This talk presents the nuts and bolts of writing a command-line
application with Ruby – from option parsing and accessing standard
input/output to playing nicely with POSIX standards like exit codes and
As of Rails 3.2, plugins are officially deprecated. They have been
replaced by Rails Engines, a class of public methods for hooking into
Rails applications. This session will explain how to write a Rails Engine
from scratch or convert your existing plugin to an engine. It will also
cover best practices for making your engine play well with others and
determing when to factor pieces of your existing Rails application code
into an engine, for reuse across multiple applications.
by James Coglan
There's been much talk in the Rails community lately about more strongly
object-oriented approaches to design.
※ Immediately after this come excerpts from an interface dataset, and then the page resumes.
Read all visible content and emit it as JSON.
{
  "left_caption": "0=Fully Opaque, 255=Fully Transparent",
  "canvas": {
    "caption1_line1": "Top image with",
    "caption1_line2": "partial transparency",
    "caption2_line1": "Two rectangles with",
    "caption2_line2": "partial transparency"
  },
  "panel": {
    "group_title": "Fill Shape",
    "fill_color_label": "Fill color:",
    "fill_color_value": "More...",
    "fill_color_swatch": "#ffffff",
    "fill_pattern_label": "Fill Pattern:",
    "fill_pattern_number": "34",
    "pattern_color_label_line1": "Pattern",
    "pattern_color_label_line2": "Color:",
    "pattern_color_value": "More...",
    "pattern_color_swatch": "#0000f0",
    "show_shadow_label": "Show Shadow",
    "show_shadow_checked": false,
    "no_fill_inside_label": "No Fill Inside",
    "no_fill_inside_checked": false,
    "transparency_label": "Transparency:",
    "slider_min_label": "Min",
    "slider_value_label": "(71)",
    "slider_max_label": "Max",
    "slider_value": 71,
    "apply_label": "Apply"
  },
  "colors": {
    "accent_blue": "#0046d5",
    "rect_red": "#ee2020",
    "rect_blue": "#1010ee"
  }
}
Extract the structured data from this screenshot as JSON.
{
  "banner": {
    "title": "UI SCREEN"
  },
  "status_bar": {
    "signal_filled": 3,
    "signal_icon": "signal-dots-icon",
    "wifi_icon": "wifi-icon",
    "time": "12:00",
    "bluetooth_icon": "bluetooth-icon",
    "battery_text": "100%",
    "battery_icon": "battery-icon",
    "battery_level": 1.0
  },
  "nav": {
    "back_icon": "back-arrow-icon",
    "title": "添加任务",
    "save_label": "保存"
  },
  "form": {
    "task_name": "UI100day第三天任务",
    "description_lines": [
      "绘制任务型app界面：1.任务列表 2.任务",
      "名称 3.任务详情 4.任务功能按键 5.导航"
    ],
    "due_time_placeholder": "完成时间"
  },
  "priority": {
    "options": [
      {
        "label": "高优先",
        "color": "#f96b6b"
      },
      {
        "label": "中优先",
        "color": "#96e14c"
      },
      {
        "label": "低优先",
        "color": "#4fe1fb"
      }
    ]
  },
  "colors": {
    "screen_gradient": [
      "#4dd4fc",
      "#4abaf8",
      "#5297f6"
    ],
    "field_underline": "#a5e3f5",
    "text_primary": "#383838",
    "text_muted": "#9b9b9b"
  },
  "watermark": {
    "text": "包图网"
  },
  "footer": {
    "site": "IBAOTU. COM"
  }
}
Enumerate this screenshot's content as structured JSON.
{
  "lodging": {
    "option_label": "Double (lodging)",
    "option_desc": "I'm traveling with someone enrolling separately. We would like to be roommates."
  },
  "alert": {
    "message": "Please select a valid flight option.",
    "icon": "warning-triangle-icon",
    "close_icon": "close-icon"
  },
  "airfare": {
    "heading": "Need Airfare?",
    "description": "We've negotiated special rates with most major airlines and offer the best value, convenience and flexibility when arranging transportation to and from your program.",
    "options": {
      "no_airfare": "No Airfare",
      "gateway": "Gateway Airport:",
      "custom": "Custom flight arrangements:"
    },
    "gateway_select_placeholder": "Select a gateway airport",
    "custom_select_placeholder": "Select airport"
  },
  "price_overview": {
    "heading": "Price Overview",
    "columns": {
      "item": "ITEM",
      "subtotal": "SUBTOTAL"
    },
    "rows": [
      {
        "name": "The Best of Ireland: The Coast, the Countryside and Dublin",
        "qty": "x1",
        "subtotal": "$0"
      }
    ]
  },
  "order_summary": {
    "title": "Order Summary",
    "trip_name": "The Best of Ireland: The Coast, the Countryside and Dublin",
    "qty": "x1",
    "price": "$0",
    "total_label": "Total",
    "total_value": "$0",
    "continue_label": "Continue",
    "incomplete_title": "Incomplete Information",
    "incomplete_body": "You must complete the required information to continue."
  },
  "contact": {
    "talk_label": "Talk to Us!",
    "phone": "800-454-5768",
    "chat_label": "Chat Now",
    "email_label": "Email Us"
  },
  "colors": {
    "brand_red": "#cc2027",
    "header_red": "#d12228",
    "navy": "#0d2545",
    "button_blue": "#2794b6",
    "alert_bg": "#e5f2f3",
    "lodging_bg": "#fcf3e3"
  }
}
The argument goes, we should create
more maintainable applications through modular code, focusing on the
Single Responsibility Principle, Dependency Injection, and so on. These
approaches tend to be talked about in quite abstract terms, cited as
being 'good for testing' or simply 'the right way to do OOP'. But really
they're just a means to an end: how do you know when one of these
approaches is good for you?
In this talk you'll see several examples of the real-world uses of dependency
injection I've used in my own projects. You'll say how and why DI emerges
from the program's design goals, how it affects the implementation, and
what effects it has on the project's structure, and you should gain enough
understanding to judge when to introduce it in your own work.
RubyMotion is a revolutionary toolchain for iOS development using Ruby.
With RubyMotion, developers can finally write full-fledged native iOS
apps in Ruby, the language you all know and love. In this session, we will
cover what RubyMotion is and how easy it is to write an app with it.
by Srdan Kvrgic
One of the biggest challenges when handling big data is making sure your
system is coherent after an unexpected crash or machine failure. Designing
your system for idempotency will make sure you can reprocess parts of your
data to fill in the gaps without accidentally affecting the good data.
Once you've got the idempotency down, you are free to venture boldly into
a veritable Narnia* of scaling solutions.
This talk will describe the problem and offer a couple of solutions by
looking at some real-life implementations.
A lot of the principles of clean code are forgotten when writing documentation.
Have a single source of truth and don't repeat yourself. Avoid writing brittle code. Use ubiquitous terminology and choose searchable names. Be consistent in your formatting. Test your code. Refactor and practise successive refinement. Don't write any more than you need to.
These principles of clean code can be applied with great effect to the production and maintenance of documentation, but there's more to it than that. Code needs to satisfy machines and coders. Documentation needs to satisfy people who perform a range of different tasks: from cursory inspection through to intensive development.
This talk will review relevant principles and examine real-world examples, leaving you with a practical mental checklist for writing documentation that will help your users and your software thrive.
You don't know it yet, but you're like Peter Parker, before he was bitten by a radioactive spider. You're Bruce Wayne, before his parents were killed. You're the daughter of Hyppolyta and Zeus.
How are you putting your abilities to use? You're probably already giving back to the tech community by writing great open source projects. However, you can make a much greater difference by stepping outside your field for a moment – and by returning afterwards, with new ideas, and experiences.
I'll show one example of this – doing field work in preserving endangered languages in Papua New Guinea, using my knowledge in technology. With Google stepping in to help save Endangered Languages, this is rapidly becoming a topic of great importance.
Chances are, you can't just run away to a strange faraway place. So what can you do, right now? What's your calling? Follow it!
Ideas we've been talking about for the last couple of years are finally
becoming a reality, and DataMapper 2 is shaping up this year. I'll
show you what it's like to say good bye to ActiveRecord -- it's awesome,
17th–19th August 2012